Rogue River didn’t exactly have a star-studded cast. After Montgomery it starred Richard Denning as the leader of a civilian militia, John Crawford as an Army lieutenant and Michael Granger as Chief Mike of the Rogue River Indians, with Martha Hyer (later to become Mrs. Hal B Wallis) as the dame for George to fall for. Denning was in a few Westerns, leading in only one, before he became the governor on Hawaii Five-0. He said, "I'm very grateful for a career that wasn't spectacular. I have wonderful memories of it, but I don't really miss it." He was especially unspectacular in Rogue River. Crawford is mostly known for TV work but he also took a few secondary roles in Columbia Western features. As for Granger, he was another with an unspectacular career. He was only in six feature Westerns and led in none of them. He was often an Indian (Sitting Bull in Fort Vengeance), though heaven knows why because he didn’t resemble one in the least.
Solid Montgomery (in 1870s cavalry uniform) and unspectacular Denning (who can't be a goody because he's blond)
Battle of Rogue River is a story set during the Rogue River Indian war of 1856 in Oregon. Montgomery is Major Frank Archer, a new martinet fort commander, taking over from a lackadaisical one (good old Willis Bouchey) and Archer is determined to lick the soldiers into shape and wipe out these pesky Indians, using his new-fangled artillery - until orders come from on high telling him to make peace. So he establishes a mutually respectful rapport with Chief Mike.
However, there are bad-guy white men who are against statehood and have a vested interest in keeping the Indian wars going, and it soon becomes apparent that they have suborned apparent good-guy Stacey Wyatt (Denning). He lies and schemes to sabotage Major Archer’s truce.
There’s a sub-Broken Arrow vibe to the picture as the Indians are basically goodies and their chief, despite his silly name and war bonnet, statesmanlike in a Cochisey sort of way.
There’s some nice (though unOregonish) scenery shot in Technicolor by DP Henry Freulich and some stirring Mischa Bakaleinikoff music for us to enjoy. In fact the whole picture would be watchable on a wet afternoon.

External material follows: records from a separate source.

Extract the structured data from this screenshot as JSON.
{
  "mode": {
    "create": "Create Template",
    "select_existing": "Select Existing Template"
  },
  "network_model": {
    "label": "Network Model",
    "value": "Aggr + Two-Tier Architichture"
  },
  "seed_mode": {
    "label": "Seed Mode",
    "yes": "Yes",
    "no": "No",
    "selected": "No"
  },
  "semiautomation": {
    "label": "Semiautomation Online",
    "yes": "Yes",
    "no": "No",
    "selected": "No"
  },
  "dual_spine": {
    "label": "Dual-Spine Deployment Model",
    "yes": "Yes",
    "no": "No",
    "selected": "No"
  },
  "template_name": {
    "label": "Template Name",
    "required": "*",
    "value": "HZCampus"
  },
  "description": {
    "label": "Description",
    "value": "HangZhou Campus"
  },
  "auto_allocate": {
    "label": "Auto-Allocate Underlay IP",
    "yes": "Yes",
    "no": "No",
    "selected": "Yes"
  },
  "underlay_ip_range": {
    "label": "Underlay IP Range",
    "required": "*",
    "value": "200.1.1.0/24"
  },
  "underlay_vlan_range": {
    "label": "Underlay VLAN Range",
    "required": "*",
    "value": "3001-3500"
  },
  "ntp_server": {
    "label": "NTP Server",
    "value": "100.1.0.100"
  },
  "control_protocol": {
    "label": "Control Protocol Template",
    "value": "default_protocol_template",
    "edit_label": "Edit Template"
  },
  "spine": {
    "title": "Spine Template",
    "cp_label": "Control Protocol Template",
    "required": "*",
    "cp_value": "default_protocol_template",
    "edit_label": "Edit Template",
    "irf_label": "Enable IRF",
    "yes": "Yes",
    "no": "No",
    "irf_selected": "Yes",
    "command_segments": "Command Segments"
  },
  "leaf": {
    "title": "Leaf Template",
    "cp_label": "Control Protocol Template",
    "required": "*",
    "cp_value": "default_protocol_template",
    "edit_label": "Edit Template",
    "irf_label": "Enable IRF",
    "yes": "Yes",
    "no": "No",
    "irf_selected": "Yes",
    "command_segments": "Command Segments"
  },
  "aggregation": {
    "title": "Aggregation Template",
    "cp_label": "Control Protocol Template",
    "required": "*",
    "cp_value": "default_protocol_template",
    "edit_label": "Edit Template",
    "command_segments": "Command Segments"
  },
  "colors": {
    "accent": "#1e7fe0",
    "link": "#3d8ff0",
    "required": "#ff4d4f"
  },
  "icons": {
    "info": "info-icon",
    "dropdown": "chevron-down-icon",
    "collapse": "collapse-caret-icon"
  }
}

After mucho skullduggery and an Archer/Wyatt showdown, the chief and the major kiss and make up, the peace pipe is smoked, Oregon becomes a state and Major Archer wins the hand of the girl who has been, it must be said, rather annoying and silly.